For a project whose schedule should be approaching completion, the persistence of long-standing problems, the emergence of new ones, and a continuing lack of work completion are troubling. - Liberty Consulting Group
Nalcor hopes to generate power from the first of four turbines at Muskrat as early as January.
But it's now unlikely that power will be transmitted to Newfoundland any time soon.
The Liberty report says the new link, which will connect Muskrat to Newfoundland's power grid, will "fail to enter service this winter."
What's more, its operation in the winter of 2021 "is now becoming less certain."
At issue is a contract with General Electric for the development of what's called control and protection software to operate the link. The company has missed deadlines to deliver the software, and Liberty's report details a "large number of software problems" that must be corrected.
GE has committed to delivering a new version sometime in December, with testing to begin in January.
But Liberty's experts are skeptical.
"Even if that optimism proves well founded, subsequent LIL commissioning will delay reliable operation to some point past this coming winter. Continued optimism about dates that have continually slipped for long periods needs more of a foundation than management has provided to us," the report states.
And the software is not the only issue that could further hobble a publicly funded project that is already billions over budget and years behind schedule.
And they're raising concerns with Liberty experts about whether the link will be reliable, even when it is in operation.
An ongoing need for Holyrood as a backup
"A number of transmission technical concerns continue to remain open, leaving uncertain whether, even after operation of the LIL, contingencies on the transmission system will require substantial Avalon Peninsula generation to remain available to avoid underfrequency load shedding and rolling outages."
In simple terms, that sentence is saying the oil-fired generating station at Holyrood, which is supposed to be decommissioned once Muskrat is completed, may be required longer than expected in order to avoid unexpected blackouts.
Liberty cited recently discovered problems with three synchronous condensers at the elaborate switching station at Soldiers Pond.
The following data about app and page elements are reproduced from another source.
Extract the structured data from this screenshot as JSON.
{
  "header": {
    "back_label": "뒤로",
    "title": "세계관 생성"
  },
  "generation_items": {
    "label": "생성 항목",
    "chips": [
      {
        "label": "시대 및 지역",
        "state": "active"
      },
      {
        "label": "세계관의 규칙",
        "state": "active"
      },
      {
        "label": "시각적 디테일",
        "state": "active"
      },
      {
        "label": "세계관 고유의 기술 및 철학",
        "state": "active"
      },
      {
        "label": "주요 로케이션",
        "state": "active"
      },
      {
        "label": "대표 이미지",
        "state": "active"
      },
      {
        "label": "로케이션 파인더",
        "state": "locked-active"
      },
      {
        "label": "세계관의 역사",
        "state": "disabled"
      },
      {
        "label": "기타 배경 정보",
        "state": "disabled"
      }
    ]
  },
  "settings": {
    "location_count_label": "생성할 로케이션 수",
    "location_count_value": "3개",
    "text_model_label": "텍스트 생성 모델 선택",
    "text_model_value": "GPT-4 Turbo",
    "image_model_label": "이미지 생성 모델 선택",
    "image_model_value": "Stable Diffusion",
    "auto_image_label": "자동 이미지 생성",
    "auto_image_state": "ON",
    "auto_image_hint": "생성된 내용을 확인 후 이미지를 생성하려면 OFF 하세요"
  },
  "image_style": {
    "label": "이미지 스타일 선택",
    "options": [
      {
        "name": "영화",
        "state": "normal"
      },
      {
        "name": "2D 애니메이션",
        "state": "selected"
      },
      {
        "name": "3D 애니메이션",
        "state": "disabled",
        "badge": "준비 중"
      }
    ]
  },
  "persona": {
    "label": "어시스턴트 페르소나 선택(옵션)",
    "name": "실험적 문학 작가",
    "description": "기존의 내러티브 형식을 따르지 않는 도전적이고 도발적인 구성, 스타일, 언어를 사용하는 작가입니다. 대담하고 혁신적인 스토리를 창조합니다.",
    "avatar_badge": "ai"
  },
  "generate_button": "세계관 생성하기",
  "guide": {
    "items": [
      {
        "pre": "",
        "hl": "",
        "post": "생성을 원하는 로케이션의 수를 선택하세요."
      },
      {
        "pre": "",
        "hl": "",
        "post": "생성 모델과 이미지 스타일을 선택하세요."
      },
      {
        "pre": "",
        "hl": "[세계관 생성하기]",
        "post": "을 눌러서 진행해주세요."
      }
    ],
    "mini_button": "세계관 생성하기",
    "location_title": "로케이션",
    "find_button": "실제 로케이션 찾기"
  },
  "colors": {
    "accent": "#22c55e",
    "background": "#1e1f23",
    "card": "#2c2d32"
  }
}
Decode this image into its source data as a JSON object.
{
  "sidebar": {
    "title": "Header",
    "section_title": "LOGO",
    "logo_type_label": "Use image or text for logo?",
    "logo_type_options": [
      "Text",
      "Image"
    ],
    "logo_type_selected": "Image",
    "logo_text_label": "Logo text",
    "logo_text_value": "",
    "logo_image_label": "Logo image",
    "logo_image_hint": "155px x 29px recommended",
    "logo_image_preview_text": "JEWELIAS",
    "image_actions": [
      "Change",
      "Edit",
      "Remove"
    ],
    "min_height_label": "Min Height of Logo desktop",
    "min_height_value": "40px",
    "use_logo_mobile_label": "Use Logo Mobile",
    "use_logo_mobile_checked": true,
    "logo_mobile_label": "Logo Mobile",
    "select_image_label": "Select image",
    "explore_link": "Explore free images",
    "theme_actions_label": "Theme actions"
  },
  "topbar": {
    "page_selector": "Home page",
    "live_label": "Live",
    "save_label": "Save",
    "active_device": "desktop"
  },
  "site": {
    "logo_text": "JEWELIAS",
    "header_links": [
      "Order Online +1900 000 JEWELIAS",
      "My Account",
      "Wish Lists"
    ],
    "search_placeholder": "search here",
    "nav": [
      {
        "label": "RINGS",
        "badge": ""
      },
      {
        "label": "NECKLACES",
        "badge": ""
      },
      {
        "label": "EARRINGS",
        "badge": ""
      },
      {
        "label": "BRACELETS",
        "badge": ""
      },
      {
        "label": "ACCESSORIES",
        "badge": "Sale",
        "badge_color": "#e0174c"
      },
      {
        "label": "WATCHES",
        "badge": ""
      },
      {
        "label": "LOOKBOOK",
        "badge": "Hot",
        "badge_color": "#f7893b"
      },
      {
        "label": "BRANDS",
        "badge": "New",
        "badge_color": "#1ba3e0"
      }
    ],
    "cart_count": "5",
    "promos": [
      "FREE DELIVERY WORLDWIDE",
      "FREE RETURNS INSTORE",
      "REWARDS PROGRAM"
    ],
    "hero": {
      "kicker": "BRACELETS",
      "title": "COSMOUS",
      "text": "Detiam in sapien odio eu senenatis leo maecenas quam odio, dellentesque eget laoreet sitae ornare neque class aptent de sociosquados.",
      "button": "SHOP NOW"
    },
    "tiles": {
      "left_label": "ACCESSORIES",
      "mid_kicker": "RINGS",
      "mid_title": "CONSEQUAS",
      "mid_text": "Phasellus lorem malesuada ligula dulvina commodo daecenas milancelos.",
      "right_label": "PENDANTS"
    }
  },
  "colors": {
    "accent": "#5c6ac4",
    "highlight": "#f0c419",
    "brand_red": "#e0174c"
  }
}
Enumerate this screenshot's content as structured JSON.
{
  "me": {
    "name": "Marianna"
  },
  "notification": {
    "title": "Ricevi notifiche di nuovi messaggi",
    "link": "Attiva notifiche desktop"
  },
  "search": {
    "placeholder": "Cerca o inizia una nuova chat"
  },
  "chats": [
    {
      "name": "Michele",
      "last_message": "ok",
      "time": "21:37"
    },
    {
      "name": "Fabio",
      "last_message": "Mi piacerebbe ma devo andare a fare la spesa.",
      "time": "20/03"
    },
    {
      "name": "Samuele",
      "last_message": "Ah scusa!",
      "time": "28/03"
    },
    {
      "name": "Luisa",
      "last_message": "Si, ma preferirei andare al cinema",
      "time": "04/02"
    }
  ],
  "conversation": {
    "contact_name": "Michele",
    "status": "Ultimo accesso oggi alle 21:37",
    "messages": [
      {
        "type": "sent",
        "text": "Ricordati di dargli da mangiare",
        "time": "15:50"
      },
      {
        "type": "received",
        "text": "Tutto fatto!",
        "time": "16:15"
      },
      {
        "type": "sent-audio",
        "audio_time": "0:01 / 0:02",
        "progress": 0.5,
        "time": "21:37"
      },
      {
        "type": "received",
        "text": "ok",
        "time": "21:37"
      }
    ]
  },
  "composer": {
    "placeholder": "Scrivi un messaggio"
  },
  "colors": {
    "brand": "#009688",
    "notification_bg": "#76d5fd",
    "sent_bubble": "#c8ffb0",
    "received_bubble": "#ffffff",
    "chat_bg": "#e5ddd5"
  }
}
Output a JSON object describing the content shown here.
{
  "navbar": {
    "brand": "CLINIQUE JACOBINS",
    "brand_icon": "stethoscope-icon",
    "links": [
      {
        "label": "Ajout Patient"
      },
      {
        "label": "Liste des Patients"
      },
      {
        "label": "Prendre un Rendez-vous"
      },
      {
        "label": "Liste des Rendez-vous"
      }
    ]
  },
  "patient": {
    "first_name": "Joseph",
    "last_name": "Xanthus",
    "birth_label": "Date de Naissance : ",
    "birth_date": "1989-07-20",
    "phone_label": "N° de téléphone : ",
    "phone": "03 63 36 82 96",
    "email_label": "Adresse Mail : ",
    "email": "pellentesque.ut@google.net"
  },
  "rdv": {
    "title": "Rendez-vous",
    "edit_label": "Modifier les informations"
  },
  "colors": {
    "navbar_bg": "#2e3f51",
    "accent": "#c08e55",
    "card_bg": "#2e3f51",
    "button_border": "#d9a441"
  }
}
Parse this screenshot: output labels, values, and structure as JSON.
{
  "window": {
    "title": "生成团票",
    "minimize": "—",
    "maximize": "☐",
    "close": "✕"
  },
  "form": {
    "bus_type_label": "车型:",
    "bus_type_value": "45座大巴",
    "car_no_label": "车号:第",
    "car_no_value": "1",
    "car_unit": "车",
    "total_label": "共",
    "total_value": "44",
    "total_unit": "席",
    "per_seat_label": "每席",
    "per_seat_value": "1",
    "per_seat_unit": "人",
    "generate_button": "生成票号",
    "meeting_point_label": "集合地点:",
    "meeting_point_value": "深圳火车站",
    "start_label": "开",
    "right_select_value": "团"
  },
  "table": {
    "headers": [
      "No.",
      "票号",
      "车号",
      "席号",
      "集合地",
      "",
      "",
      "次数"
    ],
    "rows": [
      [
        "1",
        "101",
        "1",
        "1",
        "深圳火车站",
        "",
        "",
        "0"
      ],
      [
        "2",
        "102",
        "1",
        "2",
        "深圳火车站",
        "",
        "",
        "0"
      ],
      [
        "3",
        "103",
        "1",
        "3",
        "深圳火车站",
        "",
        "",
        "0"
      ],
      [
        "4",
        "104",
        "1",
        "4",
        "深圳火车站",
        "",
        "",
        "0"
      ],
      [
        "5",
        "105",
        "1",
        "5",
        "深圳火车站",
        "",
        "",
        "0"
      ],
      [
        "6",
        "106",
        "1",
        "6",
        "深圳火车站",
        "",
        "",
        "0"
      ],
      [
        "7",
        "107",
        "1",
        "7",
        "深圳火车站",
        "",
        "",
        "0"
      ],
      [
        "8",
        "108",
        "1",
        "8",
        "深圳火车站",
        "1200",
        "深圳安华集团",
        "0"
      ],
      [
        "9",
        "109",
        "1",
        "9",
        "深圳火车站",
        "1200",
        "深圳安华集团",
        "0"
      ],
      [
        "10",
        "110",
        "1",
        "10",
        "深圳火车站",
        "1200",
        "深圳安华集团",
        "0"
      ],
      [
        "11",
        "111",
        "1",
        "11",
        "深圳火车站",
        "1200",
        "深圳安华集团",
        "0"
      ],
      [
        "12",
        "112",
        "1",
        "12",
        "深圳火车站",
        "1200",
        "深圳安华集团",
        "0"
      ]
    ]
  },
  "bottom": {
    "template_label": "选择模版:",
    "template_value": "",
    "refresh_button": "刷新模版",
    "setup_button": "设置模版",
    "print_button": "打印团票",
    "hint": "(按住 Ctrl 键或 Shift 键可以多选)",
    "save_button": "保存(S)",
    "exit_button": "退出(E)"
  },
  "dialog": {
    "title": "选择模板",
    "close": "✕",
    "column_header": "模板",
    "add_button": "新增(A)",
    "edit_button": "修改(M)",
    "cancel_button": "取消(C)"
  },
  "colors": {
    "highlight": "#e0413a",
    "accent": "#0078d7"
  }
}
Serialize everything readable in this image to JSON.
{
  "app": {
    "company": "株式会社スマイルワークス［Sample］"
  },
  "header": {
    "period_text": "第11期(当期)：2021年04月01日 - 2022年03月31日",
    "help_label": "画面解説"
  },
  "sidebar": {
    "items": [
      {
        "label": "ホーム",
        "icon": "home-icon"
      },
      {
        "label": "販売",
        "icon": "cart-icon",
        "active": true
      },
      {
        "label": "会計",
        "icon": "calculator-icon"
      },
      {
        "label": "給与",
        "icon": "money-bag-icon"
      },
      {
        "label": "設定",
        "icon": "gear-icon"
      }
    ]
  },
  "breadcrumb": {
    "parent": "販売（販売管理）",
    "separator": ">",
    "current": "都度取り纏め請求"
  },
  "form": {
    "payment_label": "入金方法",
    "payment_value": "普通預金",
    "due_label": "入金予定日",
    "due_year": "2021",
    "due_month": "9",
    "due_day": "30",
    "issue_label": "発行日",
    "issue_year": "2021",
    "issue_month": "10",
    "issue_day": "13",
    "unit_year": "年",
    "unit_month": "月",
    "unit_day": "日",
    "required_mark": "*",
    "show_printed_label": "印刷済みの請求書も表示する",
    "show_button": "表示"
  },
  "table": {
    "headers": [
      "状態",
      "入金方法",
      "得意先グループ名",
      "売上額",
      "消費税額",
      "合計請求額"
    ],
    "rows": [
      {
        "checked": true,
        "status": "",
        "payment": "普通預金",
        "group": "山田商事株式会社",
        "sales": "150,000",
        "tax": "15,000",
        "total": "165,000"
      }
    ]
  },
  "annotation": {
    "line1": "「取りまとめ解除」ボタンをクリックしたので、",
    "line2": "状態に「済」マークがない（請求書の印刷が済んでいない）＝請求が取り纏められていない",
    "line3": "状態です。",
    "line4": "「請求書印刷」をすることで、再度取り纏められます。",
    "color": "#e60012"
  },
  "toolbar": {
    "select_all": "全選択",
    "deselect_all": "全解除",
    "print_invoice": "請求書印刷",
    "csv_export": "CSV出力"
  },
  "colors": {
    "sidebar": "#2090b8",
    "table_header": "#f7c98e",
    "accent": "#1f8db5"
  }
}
These condensers are critical to the power system, but one unit has vibration issues, while the other two units won't rotate at all.
Liberty says Nalcor management is "not prepared to rule out the risk that major work and extended delay may occur."
Liberty says the cause of the condenser problems "remain uncertain," and potential fixes "have only conceptual solutions identified."
"Should these issues continue into next June, they may prevent or significantly restrict power flows over the LIL during commissioning, and could have an impact on the power flows during the 2020/2021 winter," the report states.
Liberty is also at odds with Nalcor over access to oversight reports prepared by two independent consultants, which are monitoring the work of General Electric.
Nalcor has refused to provide written copies of these reports to Liberty, and "the continued lack of full transparency on these reports as schedules lengthen is concerning," Liberty states.
But Nalcor says it's unable to share written copies of the reports because its contractual agreements with General Electric prohibit it.
However, Nalcor said it provides Liberty and the PUB with "an overview and description of the information and areas of concern raised by and outlined" in the reports.
"We will continue to provide Liberty with information regarding the issues on LIL while maintaining compliance with our legal obligations,"' the Nalcor statement reads.